_Work instructions:_
Pictures aside, repeat all the entries below exactly as they appear.

━━━ Data ━━━

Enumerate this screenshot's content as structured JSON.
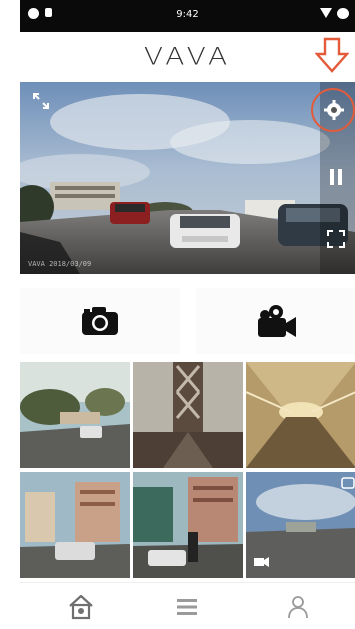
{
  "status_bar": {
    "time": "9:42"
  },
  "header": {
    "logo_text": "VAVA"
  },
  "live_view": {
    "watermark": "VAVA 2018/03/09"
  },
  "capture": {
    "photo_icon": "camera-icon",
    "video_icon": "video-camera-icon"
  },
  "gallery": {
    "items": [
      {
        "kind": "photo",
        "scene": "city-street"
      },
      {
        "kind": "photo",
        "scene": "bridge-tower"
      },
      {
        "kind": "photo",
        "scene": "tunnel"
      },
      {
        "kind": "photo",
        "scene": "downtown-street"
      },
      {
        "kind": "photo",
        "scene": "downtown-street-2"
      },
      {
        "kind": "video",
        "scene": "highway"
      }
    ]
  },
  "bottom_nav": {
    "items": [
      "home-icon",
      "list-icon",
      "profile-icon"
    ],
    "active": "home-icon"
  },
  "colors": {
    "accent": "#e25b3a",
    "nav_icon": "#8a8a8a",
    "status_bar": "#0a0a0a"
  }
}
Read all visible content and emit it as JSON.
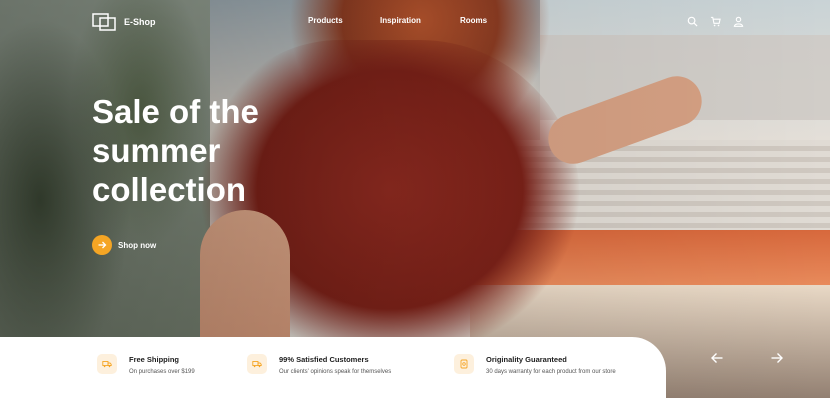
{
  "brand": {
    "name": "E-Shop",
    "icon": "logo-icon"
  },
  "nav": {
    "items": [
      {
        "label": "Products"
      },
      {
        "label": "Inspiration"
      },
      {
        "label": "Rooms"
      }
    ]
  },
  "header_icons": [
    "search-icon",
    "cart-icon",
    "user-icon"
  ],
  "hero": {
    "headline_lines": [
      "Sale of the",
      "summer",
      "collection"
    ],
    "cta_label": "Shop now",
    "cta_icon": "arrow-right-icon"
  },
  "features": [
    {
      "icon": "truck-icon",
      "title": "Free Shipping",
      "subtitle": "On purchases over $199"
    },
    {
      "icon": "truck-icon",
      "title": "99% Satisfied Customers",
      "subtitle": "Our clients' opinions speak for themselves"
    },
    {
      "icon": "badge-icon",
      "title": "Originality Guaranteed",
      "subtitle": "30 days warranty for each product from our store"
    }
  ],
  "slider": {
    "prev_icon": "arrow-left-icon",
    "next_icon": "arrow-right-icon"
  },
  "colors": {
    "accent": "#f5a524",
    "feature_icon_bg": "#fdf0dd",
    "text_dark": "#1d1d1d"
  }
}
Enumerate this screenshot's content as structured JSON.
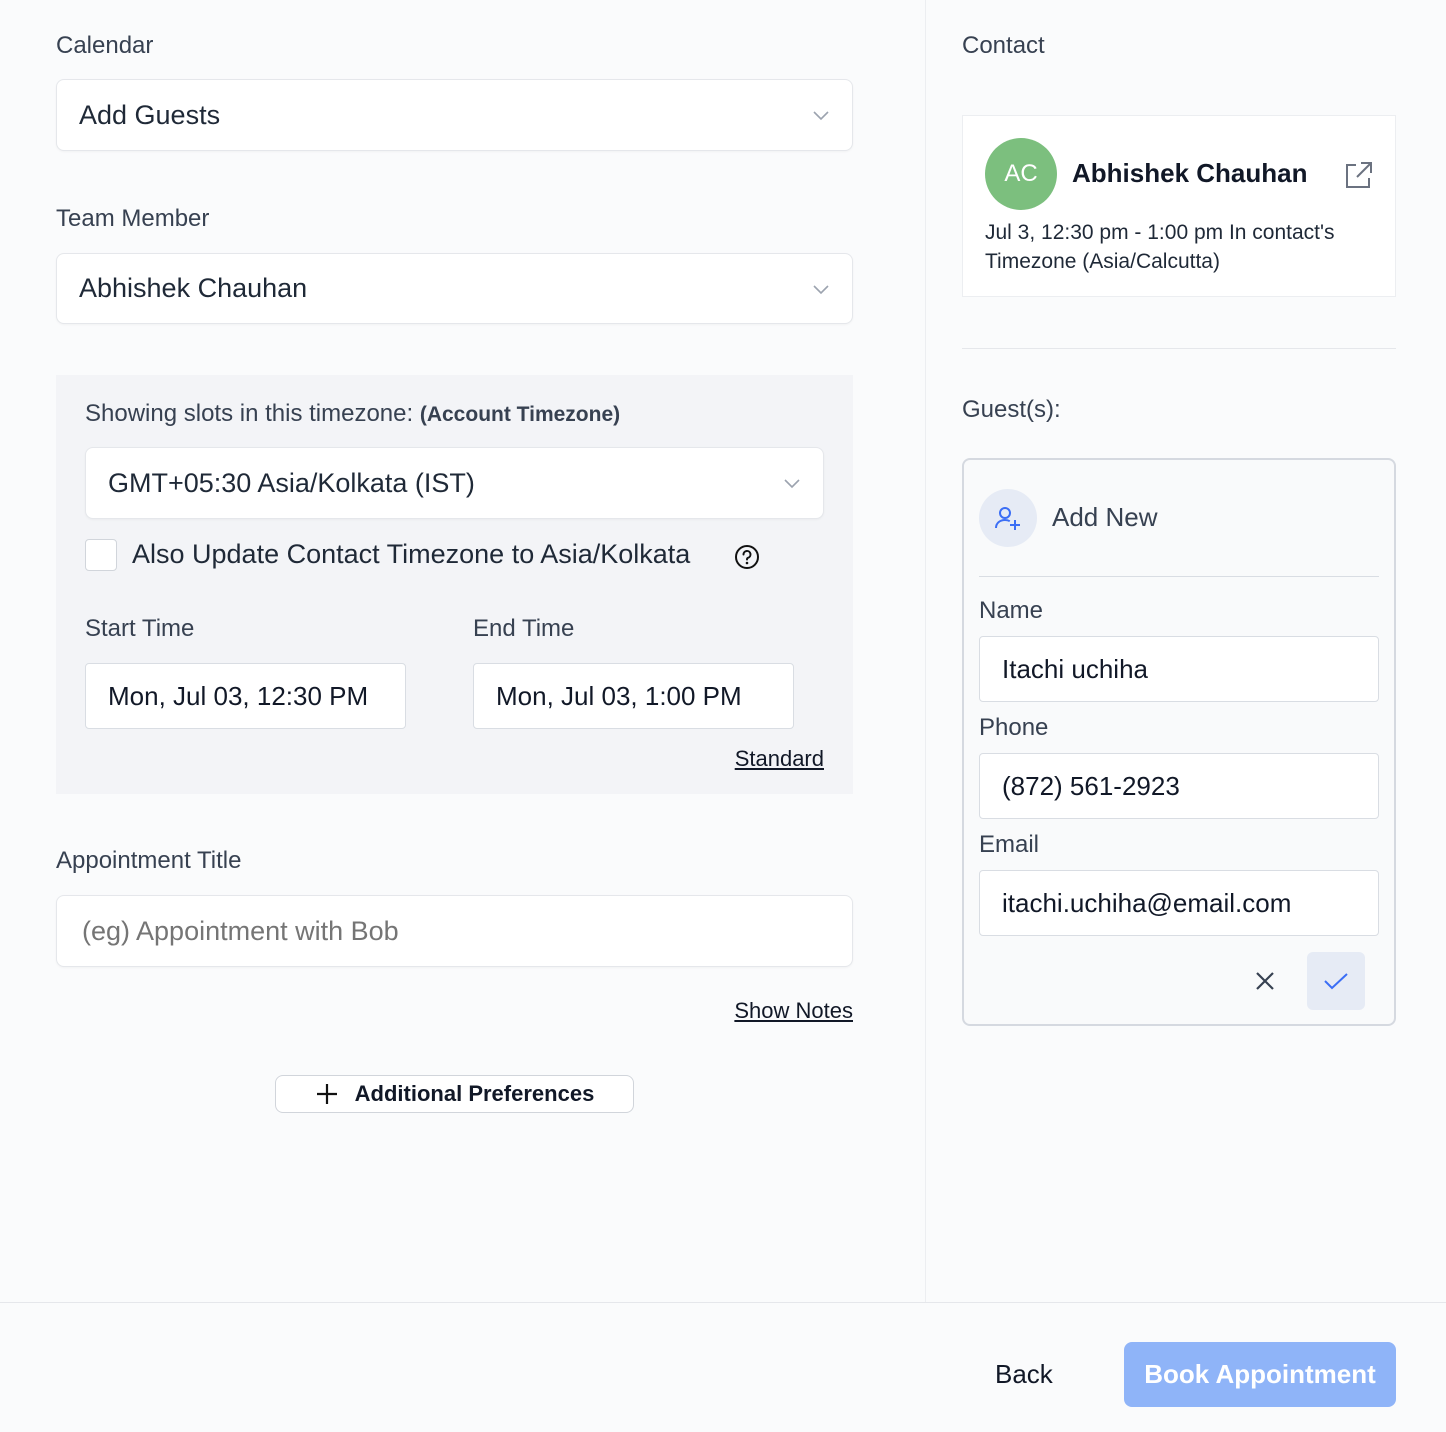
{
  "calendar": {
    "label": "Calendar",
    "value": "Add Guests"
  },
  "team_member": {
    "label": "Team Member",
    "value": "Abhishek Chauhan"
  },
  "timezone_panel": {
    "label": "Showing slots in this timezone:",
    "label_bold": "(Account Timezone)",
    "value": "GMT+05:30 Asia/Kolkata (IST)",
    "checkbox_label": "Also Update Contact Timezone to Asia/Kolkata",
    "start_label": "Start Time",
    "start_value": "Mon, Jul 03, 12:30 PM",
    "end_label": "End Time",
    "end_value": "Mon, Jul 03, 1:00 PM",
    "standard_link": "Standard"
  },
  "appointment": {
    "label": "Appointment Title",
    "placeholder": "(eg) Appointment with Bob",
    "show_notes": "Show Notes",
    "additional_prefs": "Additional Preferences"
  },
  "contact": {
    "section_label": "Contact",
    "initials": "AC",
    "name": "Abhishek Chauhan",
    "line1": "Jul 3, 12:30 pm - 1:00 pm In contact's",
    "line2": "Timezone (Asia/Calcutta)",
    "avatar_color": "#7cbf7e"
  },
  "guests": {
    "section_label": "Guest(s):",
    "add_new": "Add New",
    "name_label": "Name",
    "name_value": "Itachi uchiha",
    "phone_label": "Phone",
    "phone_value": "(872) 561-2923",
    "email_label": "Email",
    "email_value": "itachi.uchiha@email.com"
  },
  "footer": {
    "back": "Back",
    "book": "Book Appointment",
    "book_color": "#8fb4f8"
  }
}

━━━

_Written answer:_
Enumerate this screenshot's content as structured JSON.
{
  "status_bar": {
    "time": "9:42"
  },
  "header": {
    "logo_text": "VAVA"
  },
  "live_view": {
    "watermark": "VAVA 2018/03/09"
  },
  "capture": {
    "photo_icon": "camera-icon",
    "video_icon": "video-camera-icon"
  },
  "gallery": {
    "items": [
      {
        "kind": "photo",
        "scene": "city-street"
      },
      {
        "kind": "photo",
        "scene": "bridge-tower"
      },
      {
        "kind": "photo",
        "scene": "tunnel"
      },
      {
        "kind": "photo",
        "scene": "downtown-street"
      },
      {
        "kind": "photo",
        "scene": "downtown-street-2"
      },
      {
        "kind": "video",
        "scene": "highway"
      }
    ]
  },
  "bottom_nav": {
    "items": [
      "home-icon",
      "list-icon",
      "profile-icon"
    ],
    "active": "home-icon"
  },
  "colors": {
    "accent": "#e25b3a",
    "nav_icon": "#8a8a8a",
    "status_bar": "#0a0a0a"
  }
}
Read all visible content and emit it as JSON.
{
  "brand": {
    "name": "E-Shop",
    "icon": "logo-icon"
  },
  "nav": {
    "items": [
      {
        "label": "Products"
      },
      {
        "label": "Inspiration"
      },
      {
        "label": "Rooms"
      }
    ]
  },
  "header_icons": [
    "search-icon",
    "cart-icon",
    "user-icon"
  ],
  "hero": {
    "headline_lines": [
      "Sale of the",
      "summer",
      "collection"
    ],
    "cta_label": "Shop now",
    "cta_icon": "arrow-right-icon"
  },
  "features": [
    {
      "icon": "truck-icon",
      "title": "Free Shipping",
      "subtitle": "On purchases over $199"
    },
    {
      "icon": "truck-icon",
      "title": "99% Satisfied Customers",
      "subtitle": "Our clients' opinions speak for themselves"
    },
    {
      "icon": "badge-icon",
      "title": "Originality Guaranteed",
      "subtitle": "30 days warranty for each product from our store"
    }
  ],
  "slider": {
    "prev_icon": "arrow-left-icon",
    "next_icon": "arrow-right-icon"
  },
  "colors": {
    "accent": "#f5a524",
    "feature_icon_bg": "#fdf0dd",
    "text_dark": "#1d1d1d"
  }
}
Enumerate this screenshot's content as structured JSON.
{
  "calendar": {
    "label": "Calendar",
    "value": "Add Guests"
  },
  "team_member": {
    "label": "Team Member",
    "value": "Abhishek Chauhan"
  },
  "timezone_panel": {
    "label": "Showing slots in this timezone:",
    "label_bold": "(Account Timezone)",
    "value": "GMT+05:30 Asia/Kolkata (IST)",
    "checkbox_label": "Also Update Contact Timezone to Asia/Kolkata",
    "start_label": "Start Time",
    "start_value": "Mon, Jul 03, 12:30 PM",
    "end_label": "End Time",
    "end_value": "Mon, Jul 03, 1:00 PM",
    "standard_link": "Standard"
  },
  "appointment": {
    "label": "Appointment Title",
    "placeholder": "(eg) Appointment with Bob",
    "show_notes": "Show Notes",
    "additional_prefs": "Additional Preferences"
  },
  "contact": {
    "section_label": "Contact",
    "initials": "AC",
    "name": "Abhishek Chauhan",
    "line1": "Jul 3, 12:30 pm - 1:00 pm In contact's",
    "line2": "Timezone (Asia/Calcutta)",
    "avatar_color": "#7cbf7e"
  },
  "guests": {
    "section_label": "Guest(s):",
    "add_new": "Add New",
    "name_label": "Name",
    "name_value": "Itachi uchiha",
    "phone_label": "Phone",
    "phone_value": "(872) 561-2923",
    "email_label": "Email",
    "email_value": "itachi.uchiha@email.com"
  },
  "footer": {
    "back": "Back",
    "book": "Book Appointment",
    "book_color": "#8fb4f8"
  }
}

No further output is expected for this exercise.